Enrique Bassadone was born and went to school in Huevla, Southern Spain, though as his parents were from Gibralter he was actually a British subject. He chose to study medicine at the University of Madrid, where he qualified Licenciado de medicina y cirugía in 1933, the equivalent of our first medical degrees. After qualification he first held a house physician post and then served as a junior pathologist before being appointed junior assistant to Jiménez Díaz, the professor of medicine in Madrid. He kept this post for three years.
On the outbreak of the Spanish Civil War in 1936 he joined the Government faction and served with great distinction, rising to the rank of brigadier general. He saw much active service during the early stages of the war and when Madrid fell to General Franco’s forces he was fortunate to escape to France, despite the problems of his subsequent internment under difficult conditions.

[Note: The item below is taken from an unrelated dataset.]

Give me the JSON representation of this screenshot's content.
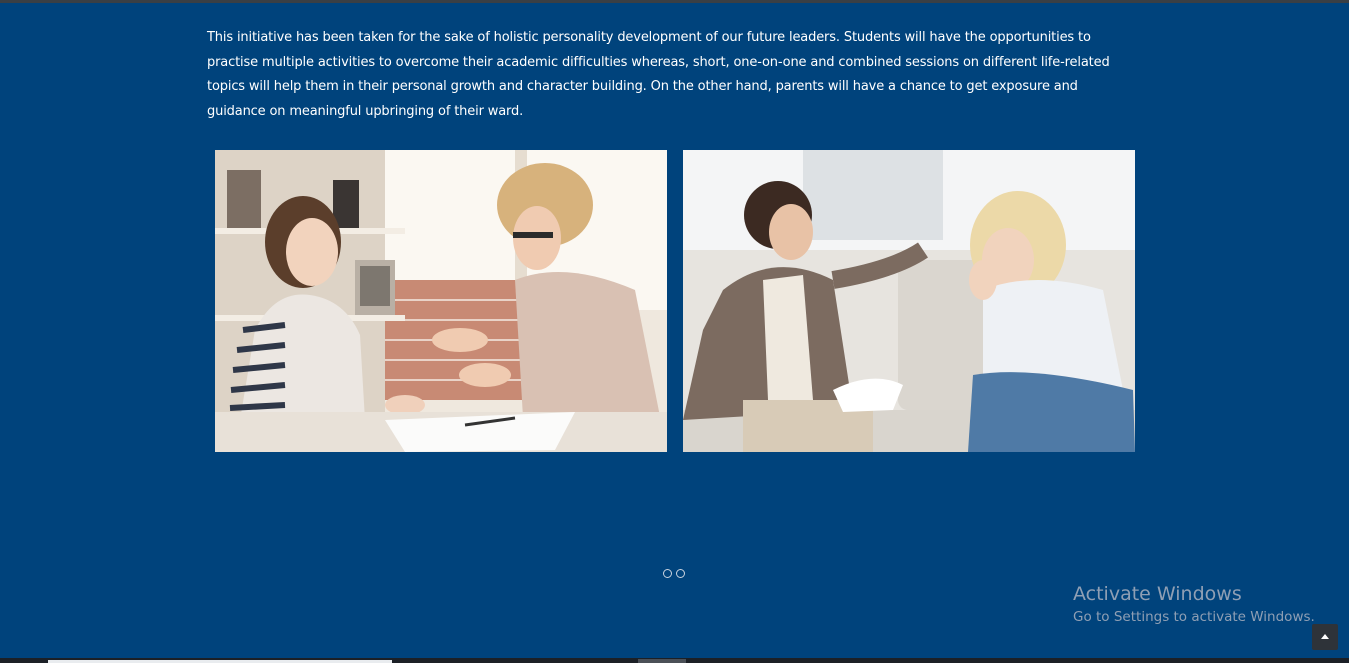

His good fortune returned when he was allowed to take up residence in Britain. Despite the fact that his Spanish qualification was deemed acceptable for practice in this country, he worked to obtain the Conjoint with typical industry and application, qualifying in 1942 in the middle of the second world war. He was working at this time at St Olave’s as senior resident physician and was establishing a reputation both for clinical work and for nutritional research on the development of the wartime national loaf, carried out under J A Ryle [Munk’s Roll, Vol.IV,p.595] at Guy’s.

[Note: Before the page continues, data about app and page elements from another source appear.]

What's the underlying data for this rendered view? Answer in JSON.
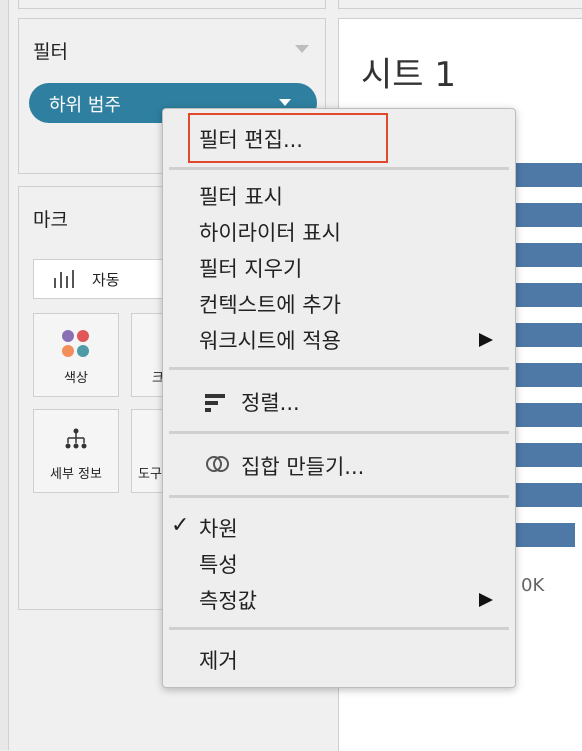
{
  "filters_card": {
    "title": "필터",
    "pill_label": "하위 범주"
  },
  "marks_card": {
    "title": "마크",
    "mark_type": "자동",
    "tiles": [
      "색상",
      "크기",
      "세부 정보",
      "도구 설명"
    ],
    "tile_partial_labels": [
      "크",
      "도구"
    ]
  },
  "sheet": {
    "title": "시트 1",
    "axis_label": "0K"
  },
  "chart_data": {
    "type": "bar",
    "orientation": "horizontal",
    "values_note_hidden": true,
    "series_color": "#4e79a7"
  },
  "context_menu": {
    "edit_filter": "필터 편집...",
    "show_filter": "필터 표시",
    "show_highlighter": "하이라이터 표시",
    "clear_filter": "필터 지우기",
    "add_to_context": "컨텍스트에 추가",
    "apply_to_worksheets": "워크시트에 적용",
    "sort": "정렬...",
    "create_set": "집합 만들기...",
    "dimension": "차원",
    "attribute": "특성",
    "measure": "측정값",
    "remove": "제거",
    "checkmark": "✓"
  },
  "colors": {
    "pill": "#2f7fa0",
    "bar": "#4e79a7",
    "highlight": "#e04a2a"
  }
}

For Enrique Bassadone, 1947 was a very important year. He was appointed assistant physician at St Alfege’s and married Mary Kirkland, a nurse working at St Olave’s. Both events were to prove pivotal in his life, exchanging the chaos and confusion of his early years for the stable framework of hospital and home life which so characterized his later years. He remained at St Alfege’s, which became the new Greenwich District Hospital, for 27 years until his retirement in 1974. His achievements were many. He set up one of the very first intensive care units in the country and became physician in charge of the unit after his appointment to the Miller Hospital, and the new Greenwich District Hospital. He was very influential during the planning and commissioning of the new hospital. Always interested in politics, he was chairman of the medical staff committee for several years, but first and foremost he was a physician with great diagnostic acumen and even greater compassion.

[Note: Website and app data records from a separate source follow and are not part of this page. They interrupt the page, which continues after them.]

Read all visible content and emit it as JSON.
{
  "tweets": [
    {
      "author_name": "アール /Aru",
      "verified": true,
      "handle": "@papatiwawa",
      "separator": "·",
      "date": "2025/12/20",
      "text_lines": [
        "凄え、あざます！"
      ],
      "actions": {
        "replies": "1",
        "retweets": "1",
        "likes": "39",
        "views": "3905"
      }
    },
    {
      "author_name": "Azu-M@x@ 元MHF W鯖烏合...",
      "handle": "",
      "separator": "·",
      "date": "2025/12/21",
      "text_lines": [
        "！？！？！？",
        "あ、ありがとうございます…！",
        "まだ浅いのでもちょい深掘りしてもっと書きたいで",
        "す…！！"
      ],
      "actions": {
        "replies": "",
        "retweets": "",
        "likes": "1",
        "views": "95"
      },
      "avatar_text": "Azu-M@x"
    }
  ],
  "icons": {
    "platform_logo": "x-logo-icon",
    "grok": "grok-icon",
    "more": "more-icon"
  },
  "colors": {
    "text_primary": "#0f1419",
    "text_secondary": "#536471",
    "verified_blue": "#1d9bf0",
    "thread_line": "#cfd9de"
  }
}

Enrique was an extremely likeable man. Dapper and lithe is appearance, he always had a ready smile, tempered by a thoughtful -and often thought provoking - comment. He had a wide knowledge of life and its vicissitudes, as well as of medicine, art, literature and politics A well informed man, he never made you a present of his opinions: he was not reserved, radiating a quiet, restrained buoyancy and optimism. Needless to say, his patients adored him and his colleagues relied heavily on his advice and wisdom.
After retirement he went back to live in Southern Spain, with his wife Mary, where they spent several happy years now that he was free from the risk of political chastisement. Eventually they returned to England. In these latter years, before he suffered the stroke that so gravely affected the final period of his life, he maintained his interest in medicine and people, often popping in to postgraduate meetings to ‘keep his brain alive’, as he put it. He was survived by his wife Mary and their three sons.
Sir Gordon Wolstenholme